Mathematical foundations (R1)

The mathematical foundations of the flagship are focused on analysing nonlinear phenomena within imaging. Often these phenomena can be best understood by using geometric techniques. For instance, probing a body with waves allows for the measurement of the travel times between points on the surface of the body. These travel times correspond to distances in a non-Euclidean space, and recovering the wave speed inside the body is equivalent to finding the geometry of the space. 

Lauri Oksanen

Computational imaging and modelling (R2)

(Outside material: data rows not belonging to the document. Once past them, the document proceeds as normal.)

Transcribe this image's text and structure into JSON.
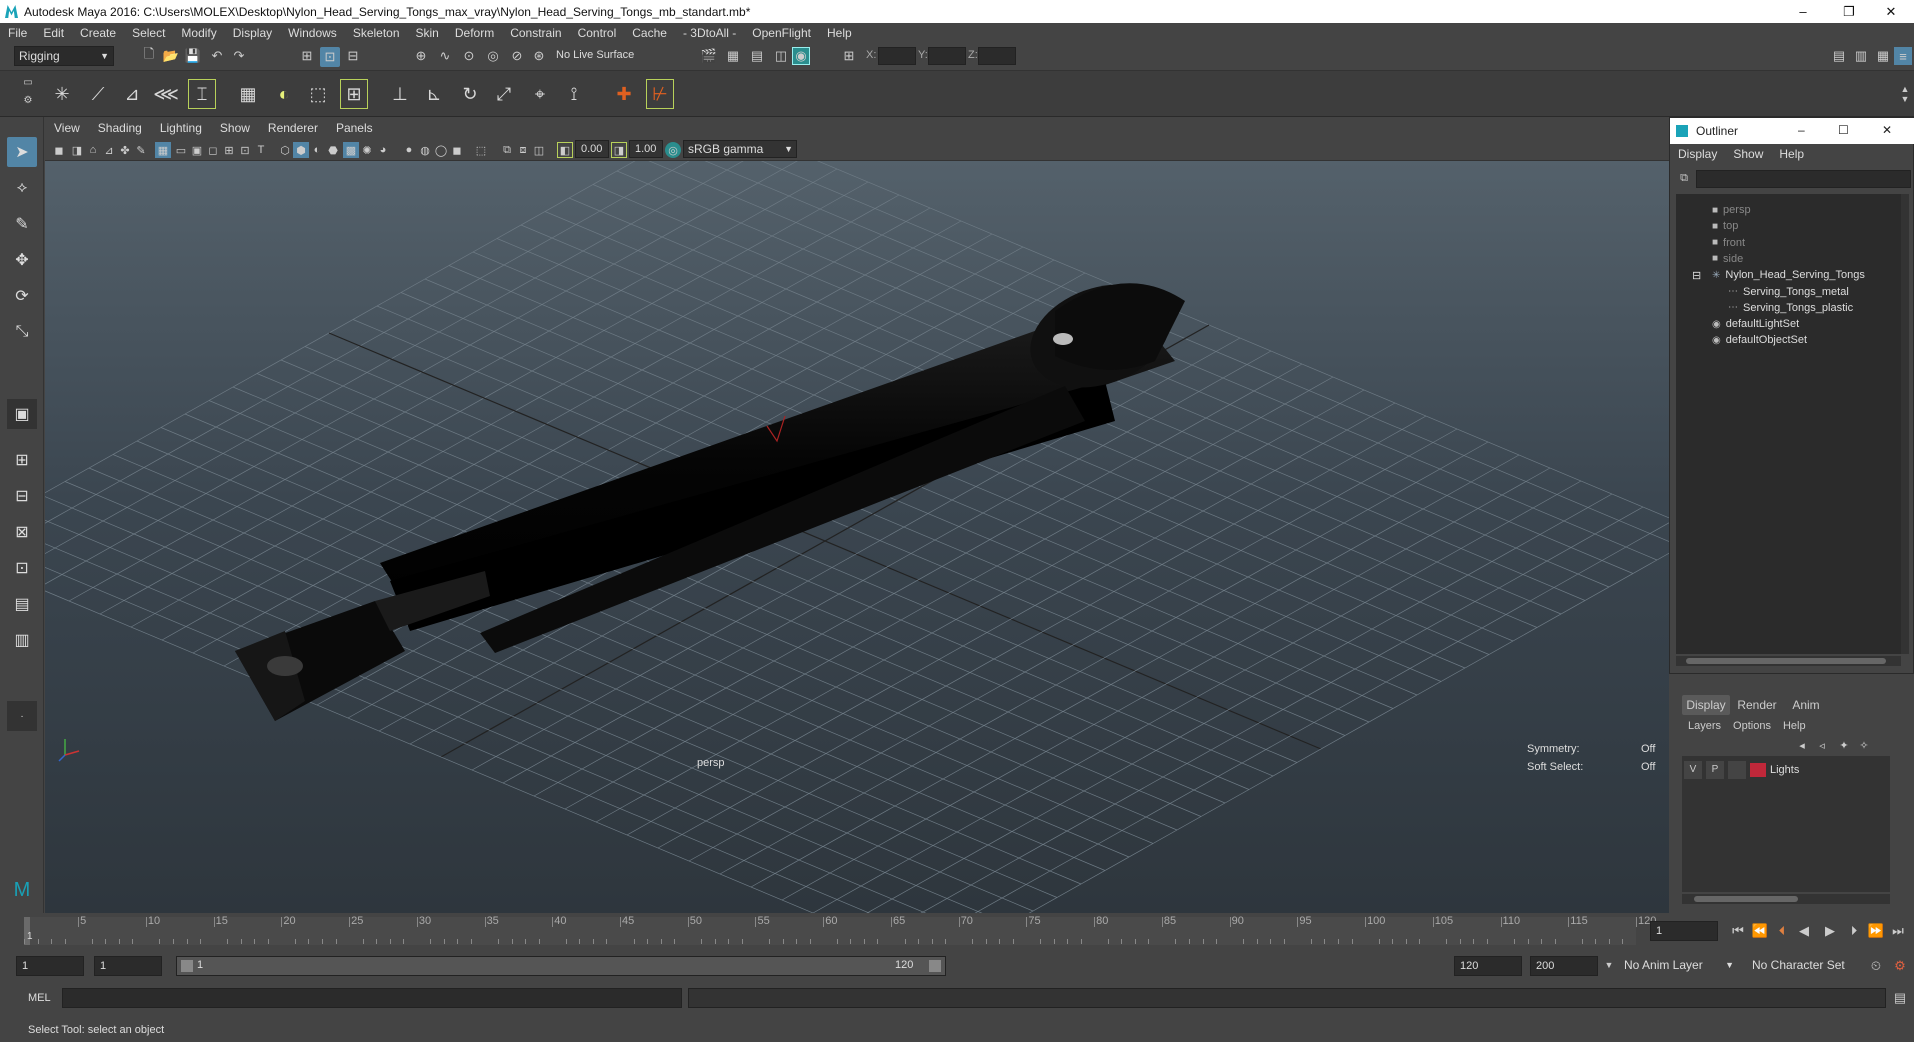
{
  "window": {
    "title": "Autodesk Maya 2016: C:\\Users\\MOLEX\\Desktop\\Nylon_Head_Serving_Tongs_max_vray\\Nylon_Head_Serving_Tongs_mb_standart.mb*",
    "minimize": "–",
    "maximize": "❐",
    "close": "✕"
  },
  "menubar": [
    "File",
    "Edit",
    "Create",
    "Select",
    "Modify",
    "Display",
    "Windows",
    "Skeleton",
    "Skin",
    "Deform",
    "Constrain",
    "Control",
    "Cache",
    "- 3DtoAll -",
    "OpenFlight",
    "Help"
  ],
  "status": {
    "menuset": "Rigging",
    "live_surface": "No Live Surface",
    "x_label": "X:",
    "y_label": "Y:",
    "z_label": "Z:"
  },
  "viewport_menu": [
    "View",
    "Shading",
    "Lighting",
    "Show",
    "Renderer",
    "Panels"
  ],
  "viewport_toolbar": {
    "exposure": "0.00",
    "gamma": "1.00",
    "color_space": "sRGB gamma"
  },
  "viewport": {
    "camera_label": "persp",
    "symmetry_label": "Symmetry:",
    "symmetry_value": "Off",
    "soft_select_label": "Soft Select:",
    "soft_select_value": "Off"
  },
  "outliner": {
    "title": "Outliner",
    "menu": [
      "Display",
      "Show",
      "Help"
    ],
    "items": [
      {
        "label": "persp",
        "type": "camera"
      },
      {
        "label": "top",
        "type": "camera"
      },
      {
        "label": "front",
        "type": "camera"
      },
      {
        "label": "side",
        "type": "camera"
      },
      {
        "label": "Nylon_Head_Serving_Tongs",
        "type": "group"
      },
      {
        "label": "Serving_Tongs_metal",
        "type": "mesh"
      },
      {
        "label": "Serving_Tongs_plastic",
        "type": "mesh"
      },
      {
        "label": "defaultLightSet",
        "type": "set"
      },
      {
        "label": "defaultObjectSet",
        "type": "set"
      }
    ]
  },
  "layers": {
    "tabs": [
      "Display",
      "Render",
      "Anim"
    ],
    "menu": [
      "Layers",
      "Options",
      "Help"
    ],
    "row": {
      "v": "V",
      "p": "P",
      "name": "Lights",
      "color": "#c0283a"
    }
  },
  "timeline": {
    "ticks": [
      "5",
      "10",
      "15",
      "20",
      "25",
      "30",
      "35",
      "40",
      "45",
      "50",
      "55",
      "60",
      "65",
      "70",
      "75",
      "80",
      "85",
      "90",
      "95",
      "100",
      "105",
      "110",
      "115",
      "120"
    ],
    "start_label": "1",
    "current_frame": "1"
  },
  "range": {
    "start": "1",
    "start_inner": "1",
    "slider_start": "1",
    "slider_end": "120",
    "end_inner": "120",
    "end": "200",
    "anim_layer": "No Anim Layer",
    "character_set": "No Character Set"
  },
  "cmd": {
    "label": "MEL"
  },
  "help": {
    "text": "Select Tool: select an object"
  },
  "colors": {
    "accent": "#5285a6",
    "layer_color": "#c0283a"
  }
}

The research program is focused on designing efficient computational imaging algorithms based on advanced mathematical foundations and considering the requirements of experimental systems. The aim is to introduce novel high-performance imaging algorithms that take advantage of both the theoretical properties and most accurate models for the considered imaging modalities. Moreover, the algorithms should efficiently account for the prior and expert information on the imaged object and be robust to modelling errors and other uncertainties.

Pasi Raumonen

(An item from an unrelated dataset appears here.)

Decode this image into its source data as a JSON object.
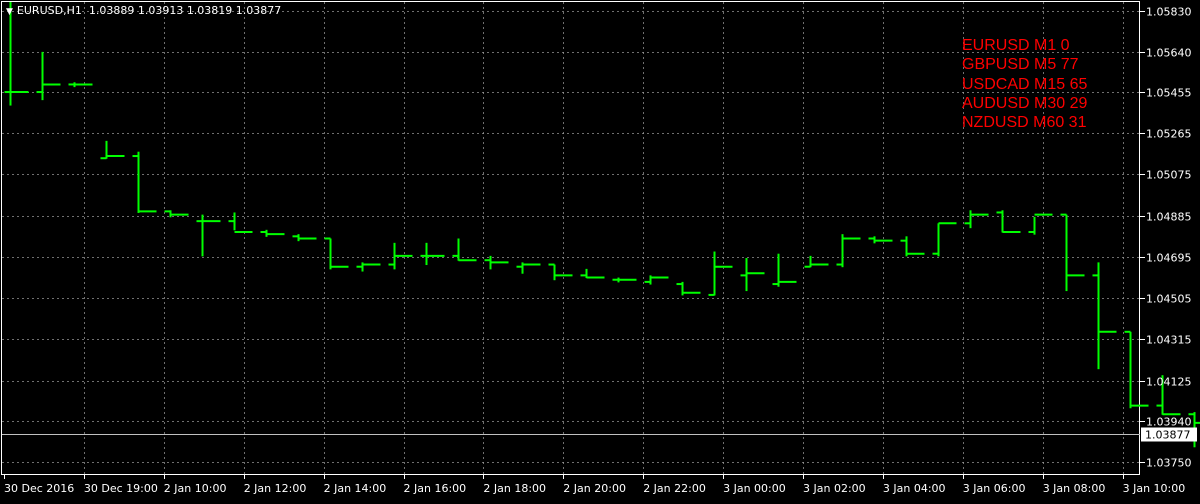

Uncertainty quantification and machine learning (R3)

Understanding the role of information is key to successful computational imaging. All mathematical models and data contain uncertainties, but how do they propagate to the corresponding solutions? Moreover, how can imaging algorithms exploit the vast amounts of data available due to the explosion in data gathering over the past decade? Statistics and machine learning (ML) provide principled approaches to address these questions. Our research is motivated by the challenges of quantifying uncertainties in biomedical imaging, non-destructive testing, weather prediction, climate models, and the estimation of natural resources and energy efficiency.

Tapio Helin

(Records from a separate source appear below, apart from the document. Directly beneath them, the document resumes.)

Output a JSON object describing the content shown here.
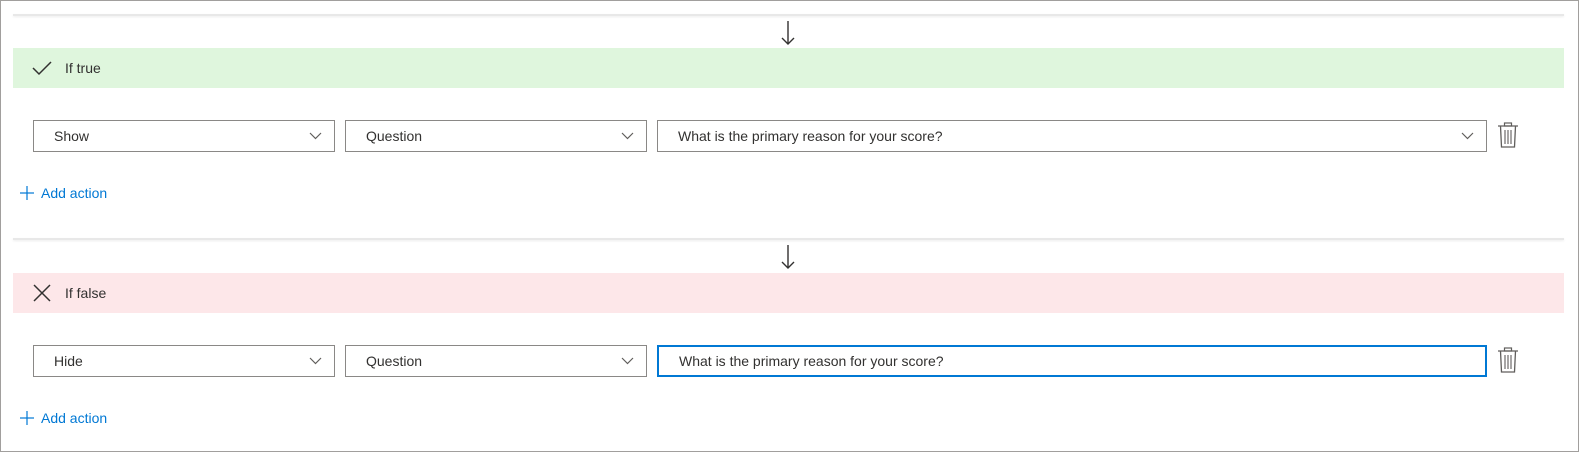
{
  "branches": {
    "true_branch": {
      "label": "If true",
      "header_color": "#dff6dd",
      "icon": "checkmark-icon",
      "action": {
        "type_value": "Show",
        "target_value": "Question",
        "question_value": "What is the primary reason for your score?"
      },
      "add_action_label": "Add action"
    },
    "false_branch": {
      "label": "If false",
      "header_color": "#fde7e9",
      "icon": "close-icon",
      "action": {
        "type_value": "Hide",
        "target_value": "Question",
        "question_value": "What is the primary reason for your score?"
      },
      "add_action_label": "Add action"
    }
  },
  "colors": {
    "accent": "#0078d4",
    "border": "#8a8886",
    "text": "#323130"
  }
}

Experimental system development (R4)

Our research focuses on optimizing computational approaches for efficient use of imaging devices and designing new measurement systems for industrial applications. Developing computational methodologies and instrumentation concurrently is essential to fully harness the potential of modern imaging systems. Our research not only aims for scientific breakthroughs but also seeks practical applications in industrial monitoring, control and medical diagnostics, together with our stakeholders.

Miika Nieminen